Larzabal - The Artist
The questions that concern Ramses, those that make up the nucleus from which his works unfold into disparate shapes and forms of appearance, are directed principally towards four analytical cases in point: space, movement, "structure" and light (colour).
Space is existentially conceived, at one time being "place", at another, the extension, which is the work itself, and at yet another, the situation in which the work takes place. A set of articulated grids are joined to others, in constantly surprising possibilities. This matter of space is conceived in a complex way, since it demands so much of the setting itself, in which the works are to be found. It is this relationship that highlights and prompts the expectancies and the changes that may occur in the external spaces beyond the works. It is thus that the exploration of "place" and "being" ensues.
Vibration is the sensual and sensitive movement of that, which is inert - motionless. It is akin to an intention or a desire that allows us to see only its impetus, its power, that is not actually brought about. The movement-power, or the power of the movement itself, appears in these works, at least in two different ways. On the one hand, as a kind of instability, a breakdown, an anxiety that incrusts itself into the empty spaces created by the weave. On the other hand, the power of movement also appears in the form of "the power of being something else", of 'being there in another way', which is the suggestion hinted at in all of Ramses' works. These works project a display of movement conceived as "becoming" the possibility contained in all beings for being something other than they are, of finding themselves in other circumstances and changing.
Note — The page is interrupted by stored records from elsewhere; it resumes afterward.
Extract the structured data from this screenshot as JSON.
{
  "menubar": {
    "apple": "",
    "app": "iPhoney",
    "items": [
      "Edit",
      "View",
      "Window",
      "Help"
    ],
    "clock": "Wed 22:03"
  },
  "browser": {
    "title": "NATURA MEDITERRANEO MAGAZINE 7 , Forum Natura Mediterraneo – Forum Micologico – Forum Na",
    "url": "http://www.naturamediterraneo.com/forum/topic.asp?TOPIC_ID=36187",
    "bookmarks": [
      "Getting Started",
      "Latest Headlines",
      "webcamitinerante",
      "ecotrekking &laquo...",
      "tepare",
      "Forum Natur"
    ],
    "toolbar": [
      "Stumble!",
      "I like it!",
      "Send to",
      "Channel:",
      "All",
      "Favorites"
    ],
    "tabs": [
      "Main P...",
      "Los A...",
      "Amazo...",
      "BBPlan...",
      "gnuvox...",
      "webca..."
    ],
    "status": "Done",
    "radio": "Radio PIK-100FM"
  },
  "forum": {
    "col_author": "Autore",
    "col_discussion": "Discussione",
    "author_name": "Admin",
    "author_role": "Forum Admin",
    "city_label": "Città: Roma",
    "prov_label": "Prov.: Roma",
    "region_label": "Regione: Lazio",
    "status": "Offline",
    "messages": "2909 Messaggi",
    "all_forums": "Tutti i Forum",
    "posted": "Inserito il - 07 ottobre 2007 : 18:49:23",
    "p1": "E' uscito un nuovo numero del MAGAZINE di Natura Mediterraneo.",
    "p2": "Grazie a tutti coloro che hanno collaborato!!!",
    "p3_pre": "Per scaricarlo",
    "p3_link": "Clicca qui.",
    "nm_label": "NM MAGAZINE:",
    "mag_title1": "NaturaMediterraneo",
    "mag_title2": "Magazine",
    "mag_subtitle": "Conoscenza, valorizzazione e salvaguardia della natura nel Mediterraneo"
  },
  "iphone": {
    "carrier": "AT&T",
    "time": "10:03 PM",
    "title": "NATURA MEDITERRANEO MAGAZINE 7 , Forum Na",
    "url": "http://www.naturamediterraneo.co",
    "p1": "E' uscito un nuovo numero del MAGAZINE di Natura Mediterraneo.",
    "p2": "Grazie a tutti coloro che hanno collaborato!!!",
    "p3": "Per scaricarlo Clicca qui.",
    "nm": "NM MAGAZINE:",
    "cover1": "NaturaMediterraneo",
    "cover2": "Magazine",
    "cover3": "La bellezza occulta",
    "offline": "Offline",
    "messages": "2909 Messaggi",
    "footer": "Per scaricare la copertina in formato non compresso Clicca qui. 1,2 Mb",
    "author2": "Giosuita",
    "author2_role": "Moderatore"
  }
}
Ramses' works are constructed from regular "forms" (grids, rectangles and planes) that come apart, thanks to the fact that the materials he uses are flexible, light and therefore undermine their own solidity and rigidity. That plurality of forms revolve around these questions, exposing and embracing them, unfolding a process that paradoxically rips and takes apart so as to build, establishes so as to un-place, to break up. This brings about, therefore, a convergence among the series in such a way that forms, structures, presences, appear to establish understandings and connotations.
As "structural devices" Ramses' works can actually be modified by the spectator, both in an interpretative and physical dimension, "making them" all over again. This can bring forth a sense of "amongst-ness", of being of public domain, thus having a political dimension: that which obliges us to relate to the action. There is no single look, just a means of access. There is no single way of seeing; there is no grave contemplation, just exercise and play. There is no distance, just a constant approach. This fulfils one of the most significant purposes of these works: to integrate - and be integrated into - the everyday experience.
The annulment of the original structure, caused by the implosion of its reconstructions, appears in these works to describe a certain "spectral" condition. This may be due to the light - brightness, vibration, colour, transparency and opaqueness. The abstract space created between the displayed grids, acquires a luminescent character that describes the very construction of that which mediates between the eye and its objects. In other words, light is the very "space" that the nets of grids or writings create, mark out and occupy: an inner, eager, intrinsic luminosity.
Ramses' work, is firmly situated in both temporal and spatial dimensions. It belongs to the history of Latin American art and can be related to the most determinate moments of its modernity. Moreover, it can also be associated with the spheres of western modernism to which we have become accustomed.
To some extent, Ramses' works follow the artistic paths opened by Gego, inasmuch that they involve the use of space, not just as location but especially also, as that which is conjured up, that takes effect in the works themselves. That recognition of space is perceived in the works' knots of articulation, in the exercise of making infinite a limited volume, or of its unfolding within limits, defined in a system of ever-expanding, ever-escaping relations.
The flexible grids made from different materials such as drinking straws, nylon, or ribbons, all point to a proposition, central to Neo-Concretism, in various aspects. His work is also a reminder of all those historic attempts to sensualise geometry, to comment on the constructive process in the articulations and points of its constant reconstruction, to register the ephemeral or the attempt to evidence the permeability of forms and styles, the processes of appropriation. Consequently, these works might include, for example, traces of minimalism or kinetic art in their urge to capture space, or renouncing the influence of the plane.
Adapted form a text by Sandra Pinardi